|European Classification||B60R22/02D, B60R22/195A, B60R22/195B|
|Oct 10, 2005||AS||Assignment|
Owner name: KEY SAFETY SYSTEMS, INC., MICHIGAN
Free format text: ASSIGNMENT OF ASSIGNORS INTEREST;ASSIGNORS:BELL, JOHN;JACK, BRIAN A;REEL/FRAME:016629/0277;SIGNING DATES FROM 20050918 TO 20050919
|May 16, 2007||AS||Assignment|
Owner name: CITICORP USA, INC., NEW YORK
Free format text: SECURITY AGREEMENT;ASSIGNORS:KEY SAFETY SYSTEMS, INC;KSS HOLDINGS, INC;KSS ACQUISITION COMPANY;AND OTHERS;REEL/FRAME:019297/0249
Effective date: 20070308
Owner name: CITICORP USA, INC.,NEW YORK
Free format text: SECURITY AGREEMENT;ASSIGNORS:KEY SAFETY SYSTEMS, INC;KSS HOLDINGS, INC;KSS ACQUISITION COMPANY;AND OTHERS;REEL/FRAME:019297/0249

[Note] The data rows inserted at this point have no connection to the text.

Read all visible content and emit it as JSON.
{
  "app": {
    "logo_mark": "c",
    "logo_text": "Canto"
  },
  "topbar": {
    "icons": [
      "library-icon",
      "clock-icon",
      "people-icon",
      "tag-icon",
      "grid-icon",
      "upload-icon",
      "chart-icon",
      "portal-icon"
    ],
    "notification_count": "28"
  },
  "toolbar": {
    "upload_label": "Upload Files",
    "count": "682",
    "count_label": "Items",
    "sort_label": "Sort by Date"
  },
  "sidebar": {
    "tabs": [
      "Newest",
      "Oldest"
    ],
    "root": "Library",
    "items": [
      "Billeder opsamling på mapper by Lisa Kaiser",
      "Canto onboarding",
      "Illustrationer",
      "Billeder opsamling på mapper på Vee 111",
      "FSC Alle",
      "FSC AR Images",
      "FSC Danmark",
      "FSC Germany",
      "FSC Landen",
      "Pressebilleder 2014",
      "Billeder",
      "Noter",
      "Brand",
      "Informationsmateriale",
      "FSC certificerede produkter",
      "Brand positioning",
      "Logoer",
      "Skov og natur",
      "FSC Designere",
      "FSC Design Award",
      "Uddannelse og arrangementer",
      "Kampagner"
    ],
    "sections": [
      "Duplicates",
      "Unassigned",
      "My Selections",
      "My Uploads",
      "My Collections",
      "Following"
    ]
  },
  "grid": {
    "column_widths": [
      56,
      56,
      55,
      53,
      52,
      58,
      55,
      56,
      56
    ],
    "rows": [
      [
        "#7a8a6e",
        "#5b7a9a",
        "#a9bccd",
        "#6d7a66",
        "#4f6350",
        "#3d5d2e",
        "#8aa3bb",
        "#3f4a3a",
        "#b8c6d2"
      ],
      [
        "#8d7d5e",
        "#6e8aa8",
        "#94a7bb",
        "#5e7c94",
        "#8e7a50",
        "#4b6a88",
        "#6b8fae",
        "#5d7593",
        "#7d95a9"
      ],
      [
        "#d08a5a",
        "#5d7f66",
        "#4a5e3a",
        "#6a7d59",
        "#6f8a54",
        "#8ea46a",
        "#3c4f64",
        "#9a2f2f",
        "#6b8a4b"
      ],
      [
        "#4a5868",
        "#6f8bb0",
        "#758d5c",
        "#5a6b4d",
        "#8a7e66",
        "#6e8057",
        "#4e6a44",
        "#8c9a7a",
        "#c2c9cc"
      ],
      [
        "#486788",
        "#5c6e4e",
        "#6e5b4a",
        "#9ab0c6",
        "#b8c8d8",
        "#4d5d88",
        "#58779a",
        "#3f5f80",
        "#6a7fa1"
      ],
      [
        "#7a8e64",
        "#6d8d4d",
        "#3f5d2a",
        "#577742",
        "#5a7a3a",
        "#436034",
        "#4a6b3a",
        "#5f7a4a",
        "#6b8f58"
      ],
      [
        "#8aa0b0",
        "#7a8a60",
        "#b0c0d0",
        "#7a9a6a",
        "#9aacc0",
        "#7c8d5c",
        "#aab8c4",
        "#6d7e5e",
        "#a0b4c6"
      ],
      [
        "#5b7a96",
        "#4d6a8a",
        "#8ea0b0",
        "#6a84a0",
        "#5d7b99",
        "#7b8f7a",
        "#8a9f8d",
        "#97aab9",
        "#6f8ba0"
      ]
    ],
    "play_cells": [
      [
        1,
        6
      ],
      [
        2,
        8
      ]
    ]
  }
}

Effective date: 20070308
|Jul 19, 2010||REMI||Maintenance fee reminder mailed|
|Dec 12, 2010||LAPS||Lapse for failure to pay maintenance fees|
|Feb 1, 2011||FP||Expired due to failure to pay maintenance fee|
Effective date: 20101212